- Directions: In the listing below, how many lines contain the string "heading"? Answer with the number only.

+ + + + +

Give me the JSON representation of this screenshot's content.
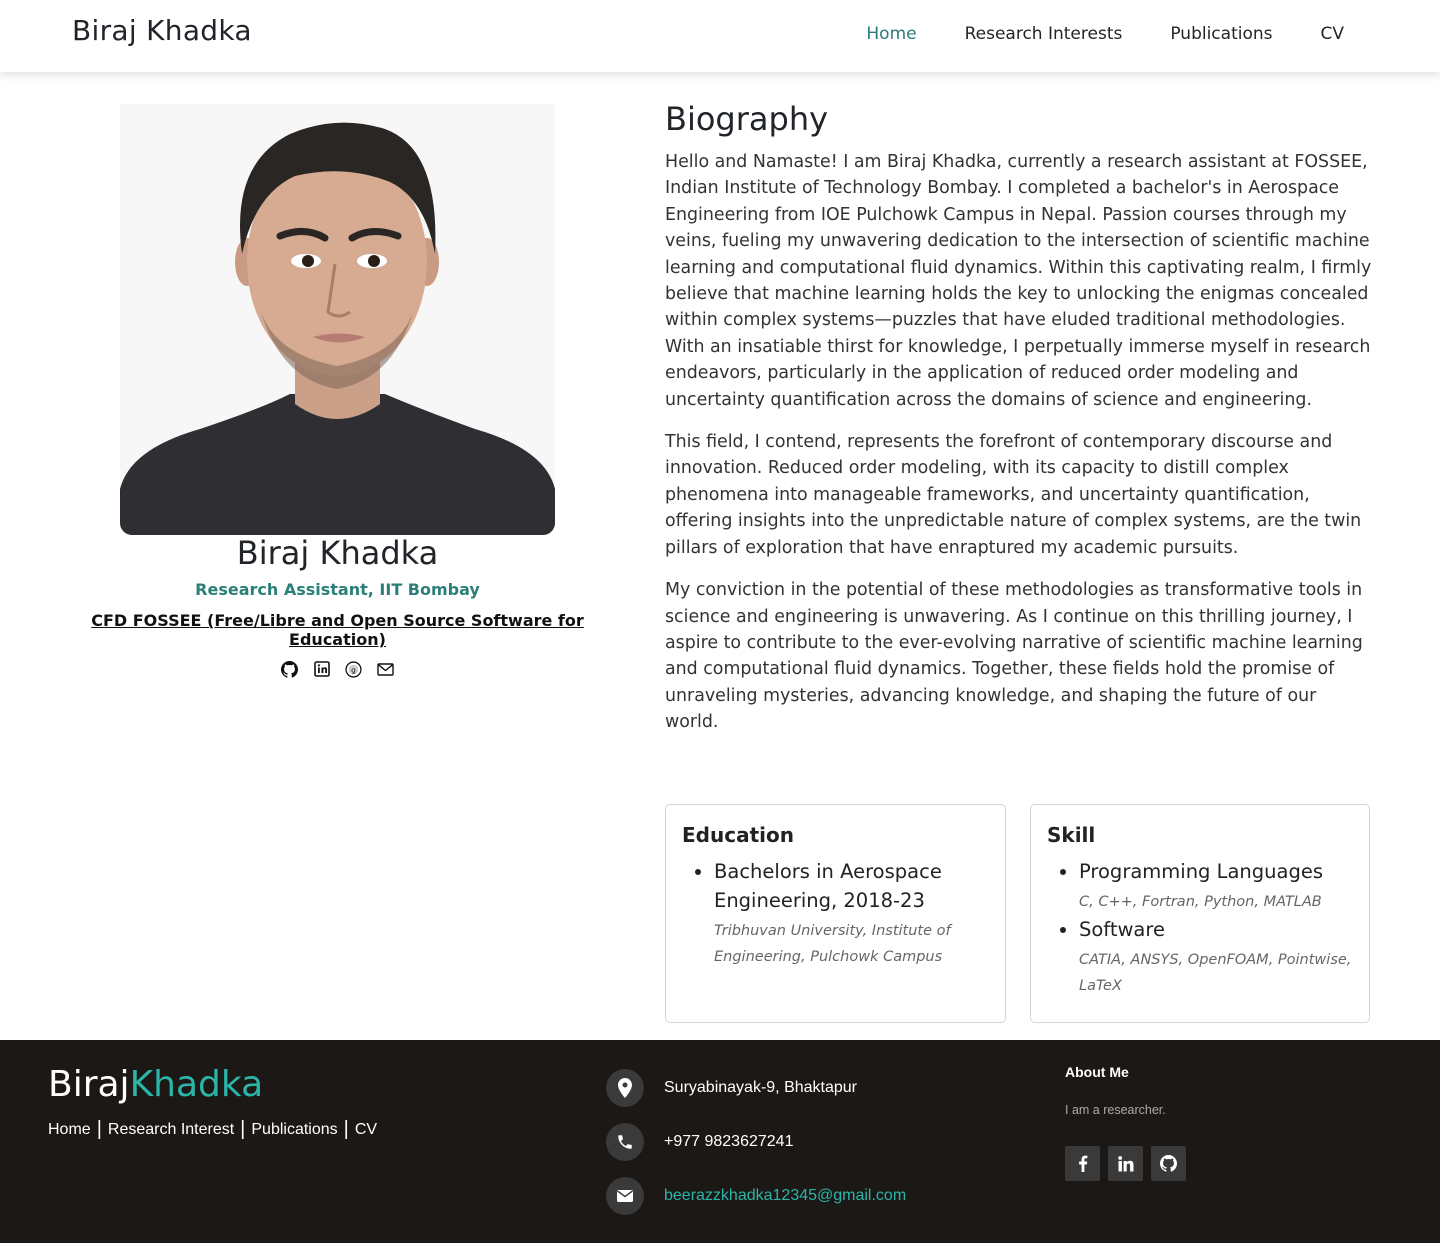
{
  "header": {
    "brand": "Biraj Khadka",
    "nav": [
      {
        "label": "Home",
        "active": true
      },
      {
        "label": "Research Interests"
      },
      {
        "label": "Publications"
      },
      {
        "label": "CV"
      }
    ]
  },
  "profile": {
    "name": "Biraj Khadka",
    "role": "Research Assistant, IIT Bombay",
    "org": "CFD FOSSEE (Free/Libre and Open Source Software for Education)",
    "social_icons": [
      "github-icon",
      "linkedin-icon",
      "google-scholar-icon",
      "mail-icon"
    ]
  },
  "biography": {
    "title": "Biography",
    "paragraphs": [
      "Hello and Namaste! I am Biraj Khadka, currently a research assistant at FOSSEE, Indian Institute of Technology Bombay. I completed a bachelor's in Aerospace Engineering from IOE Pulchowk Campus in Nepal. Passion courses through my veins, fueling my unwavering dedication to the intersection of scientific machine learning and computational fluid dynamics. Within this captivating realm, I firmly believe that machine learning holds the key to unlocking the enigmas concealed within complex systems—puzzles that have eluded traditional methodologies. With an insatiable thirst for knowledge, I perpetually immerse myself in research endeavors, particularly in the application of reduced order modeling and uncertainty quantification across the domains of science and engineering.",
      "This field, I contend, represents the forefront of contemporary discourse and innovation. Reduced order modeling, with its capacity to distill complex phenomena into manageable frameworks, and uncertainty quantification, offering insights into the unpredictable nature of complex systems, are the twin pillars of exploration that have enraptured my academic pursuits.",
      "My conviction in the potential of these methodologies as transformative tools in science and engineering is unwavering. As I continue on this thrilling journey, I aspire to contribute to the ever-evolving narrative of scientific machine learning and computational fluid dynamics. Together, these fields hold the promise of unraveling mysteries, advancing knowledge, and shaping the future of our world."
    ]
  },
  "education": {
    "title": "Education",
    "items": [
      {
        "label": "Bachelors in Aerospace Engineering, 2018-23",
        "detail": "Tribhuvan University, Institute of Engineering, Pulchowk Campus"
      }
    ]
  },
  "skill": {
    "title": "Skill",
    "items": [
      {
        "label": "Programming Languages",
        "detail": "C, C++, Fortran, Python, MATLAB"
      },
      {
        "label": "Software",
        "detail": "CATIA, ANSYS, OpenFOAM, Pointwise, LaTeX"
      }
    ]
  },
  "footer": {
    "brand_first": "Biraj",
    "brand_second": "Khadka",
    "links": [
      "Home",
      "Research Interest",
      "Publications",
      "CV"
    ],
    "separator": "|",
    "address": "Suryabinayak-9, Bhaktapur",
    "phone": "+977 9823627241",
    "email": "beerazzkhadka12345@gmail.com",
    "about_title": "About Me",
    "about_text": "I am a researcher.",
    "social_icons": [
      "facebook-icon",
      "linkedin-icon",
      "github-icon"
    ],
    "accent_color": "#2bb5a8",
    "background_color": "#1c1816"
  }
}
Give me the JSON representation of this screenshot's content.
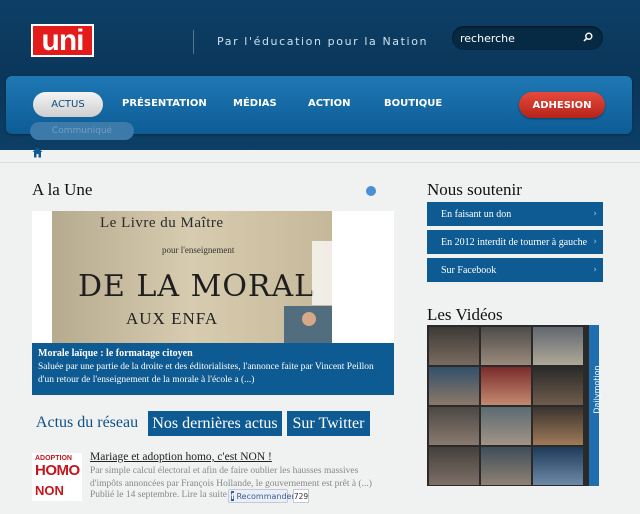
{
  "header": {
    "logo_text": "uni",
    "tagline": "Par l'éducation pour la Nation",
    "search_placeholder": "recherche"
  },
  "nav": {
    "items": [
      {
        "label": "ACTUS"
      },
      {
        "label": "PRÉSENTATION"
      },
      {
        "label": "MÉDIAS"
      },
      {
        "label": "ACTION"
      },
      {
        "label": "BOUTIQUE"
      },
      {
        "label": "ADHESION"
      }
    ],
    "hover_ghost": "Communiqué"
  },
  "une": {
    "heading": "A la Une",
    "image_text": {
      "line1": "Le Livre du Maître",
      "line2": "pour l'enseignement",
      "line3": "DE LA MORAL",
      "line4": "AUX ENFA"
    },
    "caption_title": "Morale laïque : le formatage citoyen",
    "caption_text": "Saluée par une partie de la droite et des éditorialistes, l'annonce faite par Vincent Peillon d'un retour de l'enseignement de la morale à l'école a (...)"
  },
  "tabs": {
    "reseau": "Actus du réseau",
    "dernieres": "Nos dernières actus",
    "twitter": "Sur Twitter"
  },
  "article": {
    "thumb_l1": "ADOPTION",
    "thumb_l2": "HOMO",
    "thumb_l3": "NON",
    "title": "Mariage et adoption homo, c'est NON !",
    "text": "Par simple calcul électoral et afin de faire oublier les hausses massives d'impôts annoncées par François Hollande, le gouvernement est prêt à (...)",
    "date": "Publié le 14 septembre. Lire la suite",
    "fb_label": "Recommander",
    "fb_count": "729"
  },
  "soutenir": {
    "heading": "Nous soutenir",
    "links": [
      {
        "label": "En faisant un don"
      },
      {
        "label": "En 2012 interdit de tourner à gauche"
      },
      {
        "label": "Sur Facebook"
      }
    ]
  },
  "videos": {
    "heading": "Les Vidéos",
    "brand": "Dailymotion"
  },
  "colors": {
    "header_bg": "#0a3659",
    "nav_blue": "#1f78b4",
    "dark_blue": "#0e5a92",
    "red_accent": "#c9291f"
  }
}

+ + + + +

- Solution to this problem: 3